But Biden is not omnipresent in Republicans’ advertising like he and other national Democrats will likely be in major 2022 races. No recent Youngkin TV ad mentions Biden by name, according to a search of transcripts from the ad tracking firm AdImpact, and the latest Youngkin ad mentioning the president on Facebook was in May.
For those reasons, it is possible that a McAuliffe loss won’t fully rebound on the White House and the Democratic agenda, even as they play up the stakes of the race. Local education issues have at times run hot in Virginia, as much as, if not more than, anything on the presidential level.
Biden’s own decision to up the stakes of the race comes as Virginia occupies a much different place in the minds of Democrats than it had under Obama. The state is bluer, which has convinced advisers and party leaders even more that a loss would be difficult to dismiss as an isolated political moment, even if the Democratic freakout over it will undoubtedly prove over-torqued. Last year, Biden won the state handily, and Republicans haven’t won a statewide race there in more than a decade.

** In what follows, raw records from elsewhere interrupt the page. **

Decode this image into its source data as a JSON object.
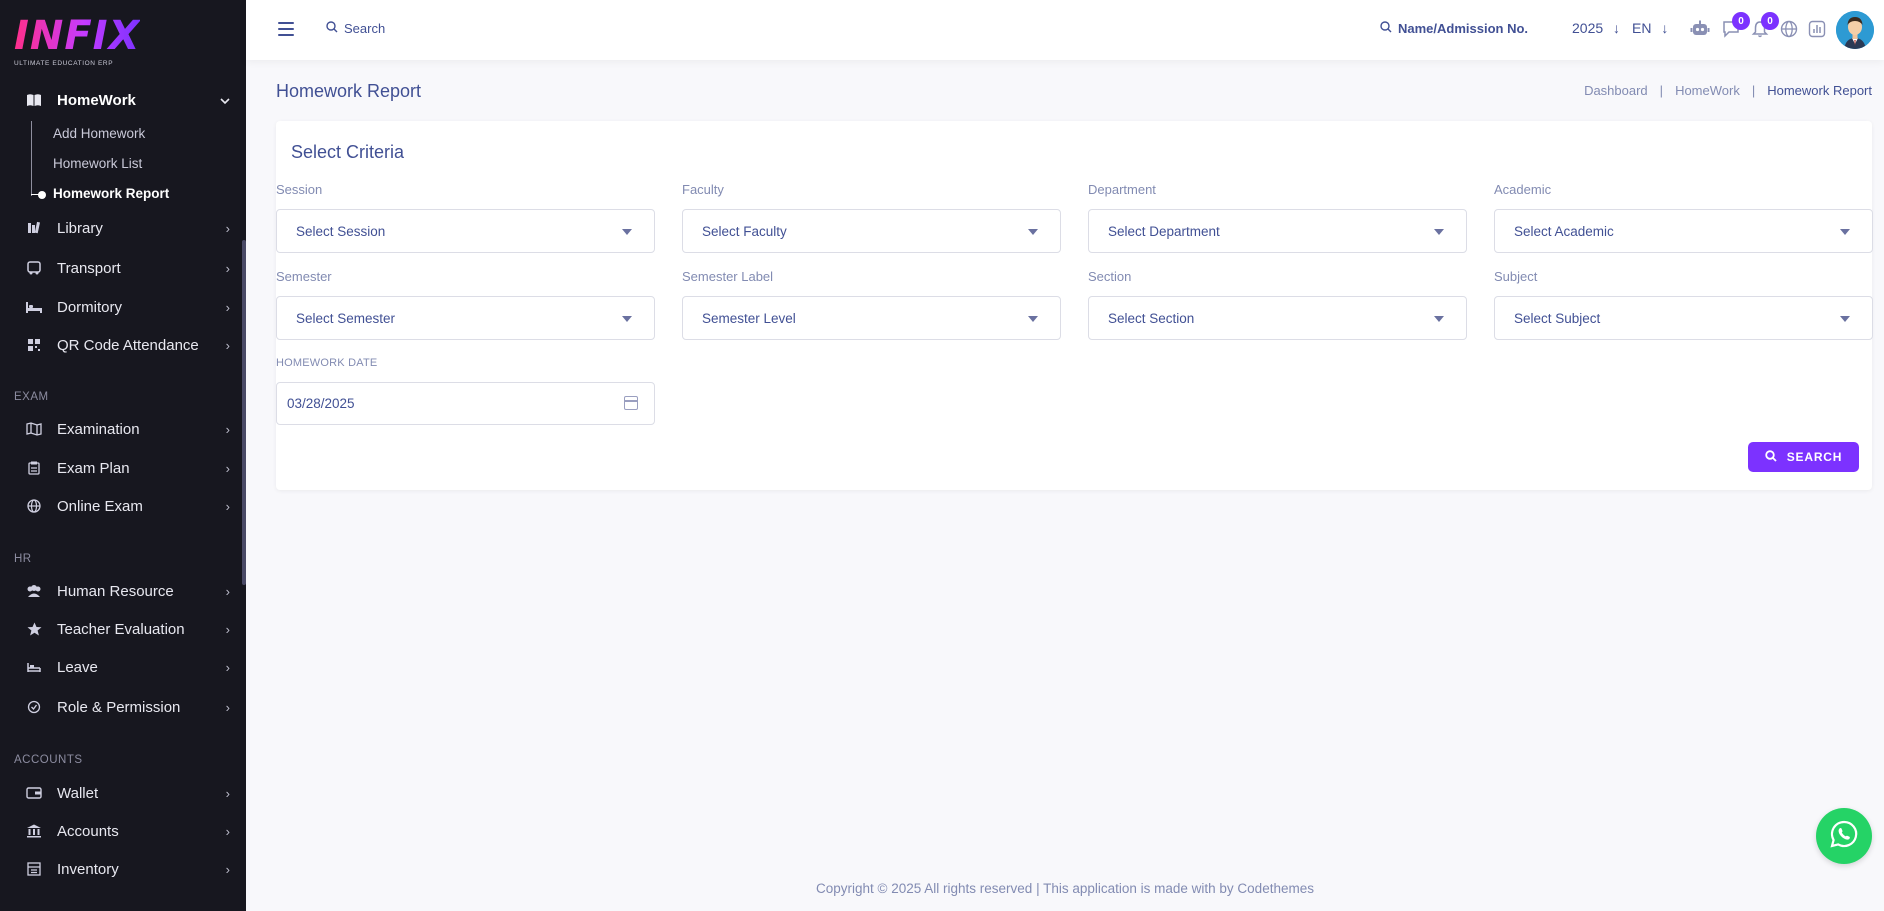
{
  "app": {
    "logo_text": "INFIX",
    "logo_subtitle": "ULTIMATE EDUCATION ERP"
  },
  "sidebar": {
    "homework": {
      "label": "HomeWork",
      "icon": "book-icon",
      "subitems": [
        {
          "label": "Add Homework"
        },
        {
          "label": "Homework List"
        },
        {
          "label": "Homework Report",
          "active": true
        }
      ]
    },
    "items_top": [
      {
        "label": "Library",
        "icon": "library-icon"
      },
      {
        "label": "Transport",
        "icon": "bus-icon"
      },
      {
        "label": "Dormitory",
        "icon": "bed-icon"
      },
      {
        "label": "QR Code Attendance",
        "icon": "qr-code-icon"
      }
    ],
    "sections": [
      {
        "title": "EXAM",
        "items": [
          {
            "label": "Examination",
            "icon": "map-icon"
          },
          {
            "label": "Exam Plan",
            "icon": "clipboard-icon"
          },
          {
            "label": "Online Exam",
            "icon": "globe-icon"
          }
        ]
      },
      {
        "title": "HR",
        "items": [
          {
            "label": "Human Resource",
            "icon": "users-icon"
          },
          {
            "label": "Teacher Evaluation",
            "icon": "star-icon"
          },
          {
            "label": "Leave",
            "icon": "sofa-icon"
          },
          {
            "label": "Role & Permission",
            "icon": "shield-icon"
          }
        ]
      },
      {
        "title": "ACCOUNTS",
        "items": [
          {
            "label": "Wallet",
            "icon": "wallet-icon"
          },
          {
            "label": "Accounts",
            "icon": "bank-icon"
          },
          {
            "label": "Inventory",
            "icon": "inventory-icon"
          }
        ]
      }
    ]
  },
  "header": {
    "search_label": "Search",
    "student_search_label": "Name/Admission No.",
    "year": "2025",
    "language": "EN",
    "chat_count": "0",
    "notification_count": "0"
  },
  "page": {
    "title": "Homework Report",
    "breadcrumb": [
      "Dashboard",
      "HomeWork",
      "Homework Report"
    ]
  },
  "criteria": {
    "title": "Select Criteria",
    "fields": [
      {
        "label": "Session",
        "placeholder": "Select Session"
      },
      {
        "label": "Faculty",
        "placeholder": "Select Faculty"
      },
      {
        "label": "Department",
        "placeholder": "Select Department"
      },
      {
        "label": "Academic",
        "placeholder": "Select Academic"
      },
      {
        "label": "Semester",
        "placeholder": "Select Semester"
      },
      {
        "label": "Semester Label",
        "placeholder": "Semester Level"
      },
      {
        "label": "Section",
        "placeholder": "Select Section"
      },
      {
        "label": "Subject",
        "placeholder": "Select Subject"
      }
    ],
    "date_label": "HOMEWORK DATE",
    "date_value": "03/28/2025",
    "search_button": "SEARCH"
  },
  "footer": {
    "text": "Copyright © 2025 All rights reserved | This application is made with by Codethemes"
  },
  "colors": {
    "sidebar_bg": "#17171f",
    "primary": "#7c32ff",
    "text": "#415094",
    "whatsapp": "#25d366"
  }
}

In the closing weeks of that 2009 contest, Obama’s advisers bitterly complained about the Democrat, R. Creigh Deeds, contending he ran a bad race and didn’t hug the president closely enough. Obama officials insisted they had reason to absolve themselves of responsibility for the loss, which polls had shown was likely before it happened. Obama senior administration officials told reporters that Deeds failed to coordinate with the White House, particularly around its strategy to help boost turnout among Black and younger voters. Obama also was the first Democrat since Lyndon Johnson to win the commonwealth’s electoral votes, a victory he had hoped would transform the political map for years to come.
Four years later, when Obama and Democrats threw everything they had at Republican Ken Cuccinelli, they remained far more bullish about McAuliffe’s chances of winning. Still, Obama advisers had tried to calibrate expectations by noting the headwinds he faced, as news reports at the time focused on the troubled rollout of the Affordable Care Act. McAuliffe squeaked by, giving Obama’s team the chance to publicly relish his support for Obamacare and criticize Cuccinelli’s fierce opposition to the law.
Biden’s short trip Tuesday night to Arlington comes amid flagging poll numbers for the president in the state and nationwide. In a recent Monmouth University poll, Biden’s job approval rating was well underwater: 43 percent approved of the job he was doing, and 52 percent disapproved. But his numbers are still high among Democrats — 84 percent approved, and 9 percent disapproved — and positive in Northern Virginia, where he has a plus-10 favorability.
That’s where Democrats want him in the closing days, said Josh Schwerin, a Democratic strategist who has worked as a McAuliffe political adviser and former press secretary.
“Youngkin is trying to tell everyone he doesn’t have any surrogates,” Schwerin said. “I am really glad that Biden is trying to raise the stakes because we need voters to wake up. It turns up the noise.”